I have represented hundreds of people in Saskatchewan. With the exception of a couple of people, I would say my clients are not bad people. In fact, most of them are good, kind people with families who, though sometimes imperfect, love them. They don’t commit crimes because they want to hurt someone but because of their circumstances, or because they’ve simply made mistakes – and often their offences, like breaking probation rules, don’t hurt anybody at all. You have made some of those mistakes yourself, but those mistakes do not define you. The obstacles for my clients getting out of a criminal lifestyle or overcoming their addictions are much greater than those you or I have ever faced.
You have pandered to your rural base with policy announcements around a rural crime strategy, but you have missed the mark.
You talk about fighting for fairness for Saskatchewan. I grew up in an upper-middle-class family in Saskatoon. I knew virtually no Indigenous people growing up. It has been extremely rewarding to work with my clients, who are overwhelmingly Indigenous, and it has given me a window into a world I would otherwise know nothing about. Now that I have gone to First Nations and Métis communities and met their people, including the substantial population living in the city, I know their social and economic situation isn’t because they’re inferior or lazy or weak, contrary to public opinion. Fairness in Saskatchewan will be elusive until you and your government recognize the systemic and structural racism that continues to hold Indigenous people down. You can’t arrest your way out of crime. If you really want to tackle crime, as I do, then you need to take concrete action to make sure everyone can live in dignity and safety. You have pandered to your rural base with policy announcements around a rural crime strategy, but you have missed the mark.

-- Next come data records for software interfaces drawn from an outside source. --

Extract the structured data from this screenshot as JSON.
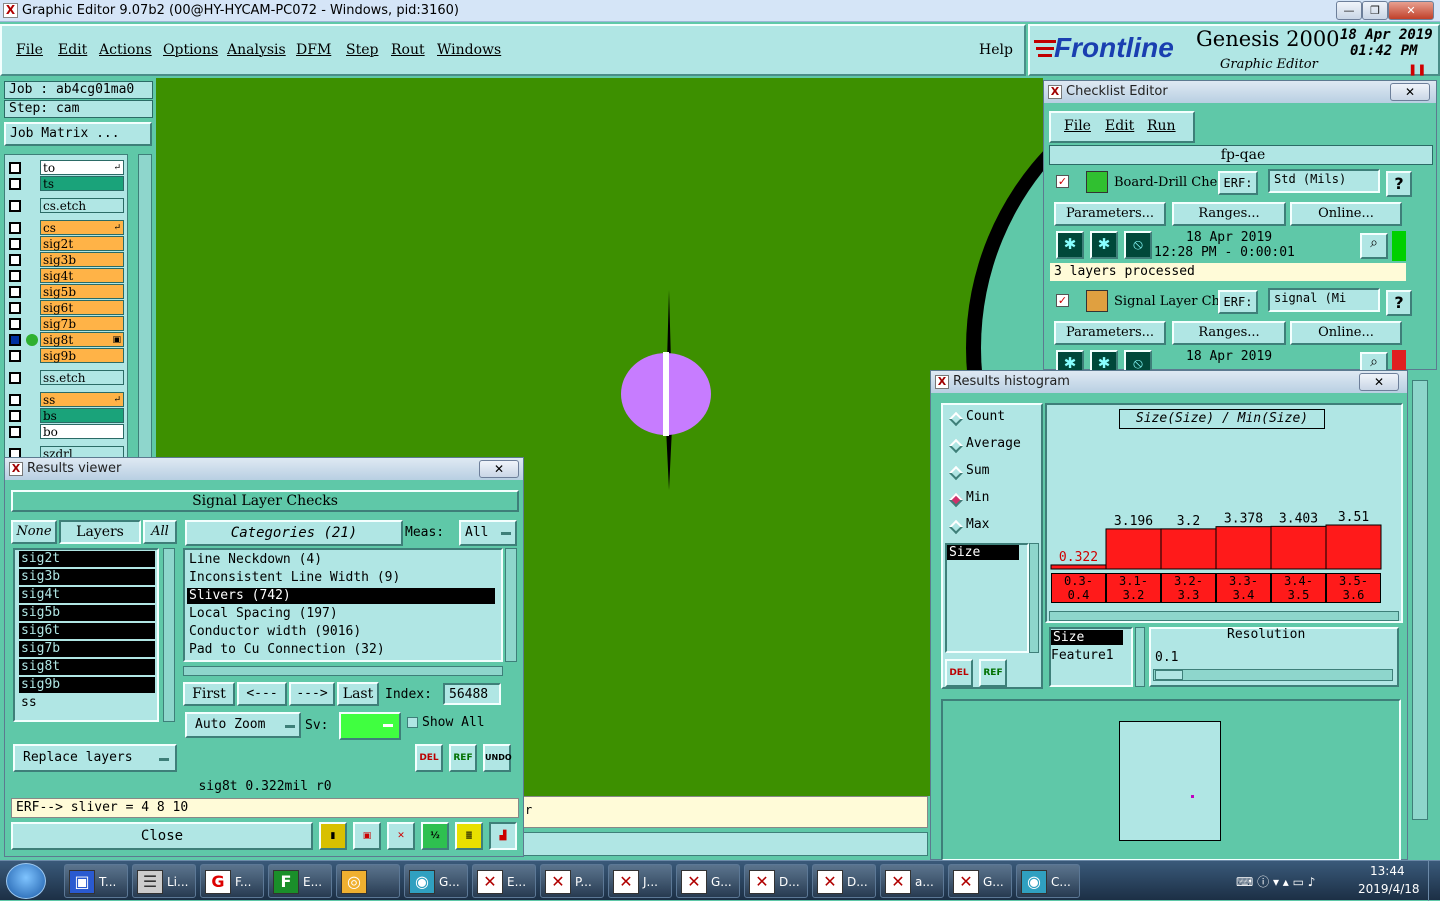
{
  "window": {
    "title": "Graphic Editor 9.07b2 (00@HY-HYCAM-PC072 - Windows, pid:3160)",
    "min": "—",
    "max": "❐",
    "close": "✕"
  },
  "menu": [
    "File",
    "Edit",
    "Actions",
    "Options",
    "Analysis",
    "DFM",
    "Step",
    "Rout",
    "Windows"
  ],
  "help": "Help",
  "brand": {
    "logo": "Frontline",
    "product": "Genesis 2000",
    "subtitle": "Graphic Editor",
    "date": "18 Apr 2019",
    "time": "01:42 PM",
    "accent": "#c00000"
  },
  "job": {
    "job_text": "Job : ab4cg01ma0",
    "step_text": "Step: cam",
    "matrix_button": "Job Matrix ..."
  },
  "layers": [
    {
      "name": "to",
      "color": "#ffffff",
      "mark": "↵"
    },
    {
      "name": "ts",
      "color": "#1aa37a",
      "mark": ""
    },
    {
      "name": "cs.etch",
      "color": "#b0e6e4",
      "mark": ""
    },
    {
      "name": "cs",
      "color": "#ffb347",
      "mark": "↵"
    },
    {
      "name": "sig2t",
      "color": "#ffb347",
      "mark": ""
    },
    {
      "name": "sig3b",
      "color": "#ffb347",
      "mark": ""
    },
    {
      "name": "sig4t",
      "color": "#ffb347",
      "mark": ""
    },
    {
      "name": "sig5b",
      "color": "#ffb347",
      "mark": ""
    },
    {
      "name": "sig6t",
      "color": "#ffb347",
      "mark": ""
    },
    {
      "name": "sig7b",
      "color": "#ffb347",
      "mark": ""
    },
    {
      "name": "sig8t",
      "color": "#ffb347",
      "mark": "▣"
    },
    {
      "name": "sig9b",
      "color": "#ffb347",
      "mark": ""
    },
    {
      "name": "ss.etch",
      "color": "#b0e6e4",
      "mark": ""
    },
    {
      "name": "ss",
      "color": "#ffb347",
      "mark": "↵"
    },
    {
      "name": "bs",
      "color": "#1aa37a",
      "mark": ""
    },
    {
      "name": "bo",
      "color": "#ffffff",
      "mark": ""
    },
    {
      "name": "szdrl",
      "color": "#b0e6e4",
      "mark": ""
    }
  ],
  "results_viewer": {
    "title": "Results viewer",
    "header": "Signal Layer Checks",
    "btn_none": "None",
    "btn_layers": "Layers",
    "btn_all": "All",
    "categories_btn": "Categories (21)",
    "meas_label": "Meas:",
    "meas_value": "All",
    "layer_list": [
      "sig2t",
      "sig3b",
      "sig4t",
      "sig5b",
      "sig6t",
      "sig7b",
      "sig8t",
      "sig9b",
      "ss"
    ],
    "category_list": [
      "Line Neckdown (4)",
      "Inconsistent Line Width (9)",
      "Slivers (742)",
      "Local Spacing (197)",
      "Conductor width (9016)",
      "Pad to Cu Connection (32)"
    ],
    "selected_category": "Slivers (742)",
    "nav_first": "First",
    "nav_prev": "<---",
    "nav_next": "--->",
    "nav_last": "Last",
    "index_label": "Index:",
    "index_value": "56488",
    "auto_zoom": "Auto Zoom",
    "sv_label": "Sv:",
    "show_all": "Show All",
    "del": "DEL",
    "ref": "REF",
    "undo": "UNDO",
    "replace_layers": "Replace layers",
    "status": "sig8t 0.322mil  r0",
    "erf": "ERF--> sliver = 4 8 10",
    "close": "Close"
  },
  "checklist": {
    "title": "Checklist Editor",
    "menu": [
      "File",
      "Edit",
      "Run"
    ],
    "name": "fp-qae",
    "checks": [
      {
        "name": "Board-Drill Che",
        "erf_label": "ERF:",
        "erf_value": "Std (Mils)",
        "help": "?",
        "params": "Parameters...",
        "ranges": "Ranges...",
        "online": "Online...",
        "date": "18 Apr 2019",
        "time": "12:28 PM - 0:00:01",
        "status": "3 layers processed",
        "status_color": "#00d000"
      },
      {
        "name": "Signal Layer Ch",
        "erf_label": "ERF:",
        "erf_value": "signal (Mi",
        "help": "?",
        "params": "Parameters...",
        "ranges": "Ranges...",
        "online": "Online...",
        "date": "18 Apr 2019",
        "time": "",
        "status": "",
        "status_color": "#e02020"
      }
    ]
  },
  "histogram": {
    "title": "Results histogram",
    "modes": [
      "Count",
      "Average",
      "Sum",
      "Min",
      "Max"
    ],
    "selected_mode": "Min",
    "list_item": "Size",
    "chart_title": "Size(Size) / Min(Size)",
    "bins": [
      {
        "range_top": "0.3-",
        "range_bot": "0.4",
        "value": "0.322",
        "v": 0.322
      },
      {
        "range_top": "3.1-",
        "range_bot": "3.2",
        "value": "3.196",
        "v": 3.196
      },
      {
        "range_top": "3.2-",
        "range_bot": "3.3",
        "value": "3.2",
        "v": 3.2
      },
      {
        "range_top": "3.3-",
        "range_bot": "3.4",
        "value": "3.378",
        "v": 3.378
      },
      {
        "range_top": "3.4-",
        "range_bot": "3.5",
        "value": "3.403",
        "v": 3.403
      },
      {
        "range_top": "3.5-",
        "range_bot": "3.6",
        "value": "3.51",
        "v": 3.51
      }
    ],
    "bar_color": "#ff1a1a",
    "attr_list": [
      "Size",
      "Feature1"
    ],
    "resolution_label": "Resolution",
    "resolution_value": "0.1",
    "del": "DEL",
    "ref": "REF"
  },
  "status_bar_fragment": "r",
  "taskbar": {
    "items": [
      {
        "label": "T...",
        "icon": "disk-icon"
      },
      {
        "label": "Li...",
        "icon": "stack-icon"
      },
      {
        "label": "F...",
        "icon": "g-icon"
      },
      {
        "label": "E...",
        "icon": "f-icon"
      },
      {
        "label": "",
        "icon": "shell-icon"
      },
      {
        "label": "G...",
        "icon": "eye-icon"
      },
      {
        "label": "E...",
        "icon": "x-icon"
      },
      {
        "label": "P...",
        "icon": "x-icon"
      },
      {
        "label": "J...",
        "icon": "x-icon"
      },
      {
        "label": "G...",
        "icon": "x-icon"
      },
      {
        "label": "D...",
        "icon": "x-icon"
      },
      {
        "label": "D...",
        "icon": "x-icon"
      },
      {
        "label": "a...",
        "icon": "x-icon"
      },
      {
        "label": "G...",
        "icon": "x-icon"
      },
      {
        "label": "C...",
        "icon": "eye-icon"
      }
    ],
    "clock_time": "13:44",
    "clock_date": "2019/4/18"
  }
}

To me, a fair Saskatchewan would mean that Indigenous people, people struggling with addiction, and those living in poverty get a fair shake. It would mean that every person on social assistance has a safe and affordable home and enough money to pay for food. It would mean that children living in poverty aren’t going hungry. It would mean we wouldn’t have dozens of people sleeping on the street in downtown Saskatoon on a cold December night. It would mean that your government would finally fund the safe consumption sites in Saskatoon and Regina. It would mean providing programming and supports for inmates, and making sure they get a safe ride home when they’re released, lest they end up like Kimberly Squirrel. It would mean young Indigenous women don’t have to engage in sex work to meet their basic needs. It would mean that if an Indigenous person’s car winds up in the ditch, the good people of Saskatchewan would stop to help them without hesitation.
Whitefish is not far from your home. I invite you to join me for a day in court to meet my clients and see the human tragedy that plays out every day for many of them. You would also see their incredible hope and resilience. They deserve a government that treats them with respect.
This is an edited version of a letter that was emailed to Saskatchewan premier Scott Moe’s office in December 2021.